Pawsey and Chief Administrative Officer (CAO) Michael Simpson shared the sentiment that they have listened to taxpayers through this in-depth survey.
For example, turbine setbacks from a residence were at 750 metres but have now been returned to 1,000 metres.
In regards to the Fetaz’s comments about not being a compliant hearing, CAO Simpson shared that the hearing was fully statutory and they did their due diligence.
Council adjourned the public hearing and will be reviewing the results of it in discussions, come the next meeting on May 4.
Second and third reading may take place as well to solidify the bylaw based on this conversation.

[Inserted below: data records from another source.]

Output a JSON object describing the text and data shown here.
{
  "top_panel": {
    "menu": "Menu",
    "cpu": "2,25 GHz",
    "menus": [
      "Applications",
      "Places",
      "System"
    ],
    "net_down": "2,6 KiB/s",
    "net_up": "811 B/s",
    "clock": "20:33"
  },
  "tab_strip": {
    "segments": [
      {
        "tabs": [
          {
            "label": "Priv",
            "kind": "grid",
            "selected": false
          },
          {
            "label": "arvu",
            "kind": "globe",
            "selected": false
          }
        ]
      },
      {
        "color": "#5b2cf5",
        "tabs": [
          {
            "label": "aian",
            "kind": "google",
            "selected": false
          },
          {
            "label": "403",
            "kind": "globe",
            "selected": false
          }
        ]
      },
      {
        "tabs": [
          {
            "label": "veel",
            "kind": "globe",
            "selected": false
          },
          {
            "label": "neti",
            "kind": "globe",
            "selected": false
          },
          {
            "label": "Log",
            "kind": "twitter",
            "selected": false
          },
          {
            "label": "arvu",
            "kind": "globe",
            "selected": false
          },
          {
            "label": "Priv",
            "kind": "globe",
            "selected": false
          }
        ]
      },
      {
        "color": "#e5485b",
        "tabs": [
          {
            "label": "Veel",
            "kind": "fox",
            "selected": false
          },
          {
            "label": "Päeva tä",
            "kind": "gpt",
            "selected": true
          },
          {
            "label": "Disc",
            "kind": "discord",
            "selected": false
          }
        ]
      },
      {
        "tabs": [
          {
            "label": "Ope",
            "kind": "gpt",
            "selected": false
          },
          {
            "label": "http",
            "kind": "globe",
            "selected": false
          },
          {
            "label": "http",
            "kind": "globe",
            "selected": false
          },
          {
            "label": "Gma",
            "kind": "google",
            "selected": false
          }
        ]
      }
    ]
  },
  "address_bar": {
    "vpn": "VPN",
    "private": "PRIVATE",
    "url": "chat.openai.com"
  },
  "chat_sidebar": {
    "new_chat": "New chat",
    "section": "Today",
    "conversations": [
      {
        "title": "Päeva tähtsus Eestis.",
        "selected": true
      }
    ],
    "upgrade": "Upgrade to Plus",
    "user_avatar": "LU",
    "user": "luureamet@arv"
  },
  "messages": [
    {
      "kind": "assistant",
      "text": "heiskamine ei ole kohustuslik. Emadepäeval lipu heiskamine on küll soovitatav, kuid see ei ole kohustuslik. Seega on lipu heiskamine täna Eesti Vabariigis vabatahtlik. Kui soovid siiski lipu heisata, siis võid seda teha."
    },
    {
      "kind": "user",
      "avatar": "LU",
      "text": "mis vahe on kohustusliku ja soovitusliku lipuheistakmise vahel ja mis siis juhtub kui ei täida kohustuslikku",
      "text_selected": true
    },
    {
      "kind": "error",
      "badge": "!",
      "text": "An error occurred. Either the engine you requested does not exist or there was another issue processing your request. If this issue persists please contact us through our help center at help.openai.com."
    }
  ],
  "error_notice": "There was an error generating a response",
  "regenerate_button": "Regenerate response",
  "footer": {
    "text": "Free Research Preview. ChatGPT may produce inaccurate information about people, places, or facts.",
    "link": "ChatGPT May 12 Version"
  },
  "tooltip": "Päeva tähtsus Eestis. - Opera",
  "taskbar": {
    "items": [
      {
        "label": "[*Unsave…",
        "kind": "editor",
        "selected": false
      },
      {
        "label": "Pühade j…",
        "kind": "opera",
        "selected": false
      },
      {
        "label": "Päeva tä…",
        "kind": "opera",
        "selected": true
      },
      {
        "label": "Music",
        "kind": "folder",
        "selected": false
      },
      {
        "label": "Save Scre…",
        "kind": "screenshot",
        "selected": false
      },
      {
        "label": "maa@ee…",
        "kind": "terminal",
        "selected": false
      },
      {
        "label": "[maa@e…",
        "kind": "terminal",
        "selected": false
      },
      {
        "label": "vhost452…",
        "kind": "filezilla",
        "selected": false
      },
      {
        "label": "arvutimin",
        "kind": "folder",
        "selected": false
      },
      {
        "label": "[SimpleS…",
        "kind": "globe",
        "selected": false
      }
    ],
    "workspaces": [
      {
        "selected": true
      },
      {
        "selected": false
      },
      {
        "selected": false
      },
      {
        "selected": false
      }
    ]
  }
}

The county hired HM Aero Aviation Consulting (HM Aero) beginning last fall to dive further into regulations and issues the current outdated land use bylaw has regarding aerodromes to ensure a compliant land use bylaw.
An Aerodrome Land Use Protection Report was subsequently provided.
At the request of the county, the firm studied the treatment of aerodromes in the municipal planning system by four factors: to identify the responsibilities of municipalities in the development of new aerodromes; describing the planning obligations imposed on municipalities in the protection of aerodromes from incompatible land uses; recommending changes to the Land Use Bylaw as it addresses aeronautics; and commenting on correspondence authored by a representative of McMillan LLP.
“This report affirms that the location and siting of new aerodromes is exclusively a matter of federal jurisdiction and that in our professional opinion, municipalities are not obligated to enact planning protections around aerodromes.” explained the email from aviation planner Ben Crooks submitting the report to the CAO.
The company recommended updates to the land use bylaw that obstacle limitation surface mapping and development guidelines be prepared for both Coronation and Castor airports which will ensure that the county is well-positioned to address future development.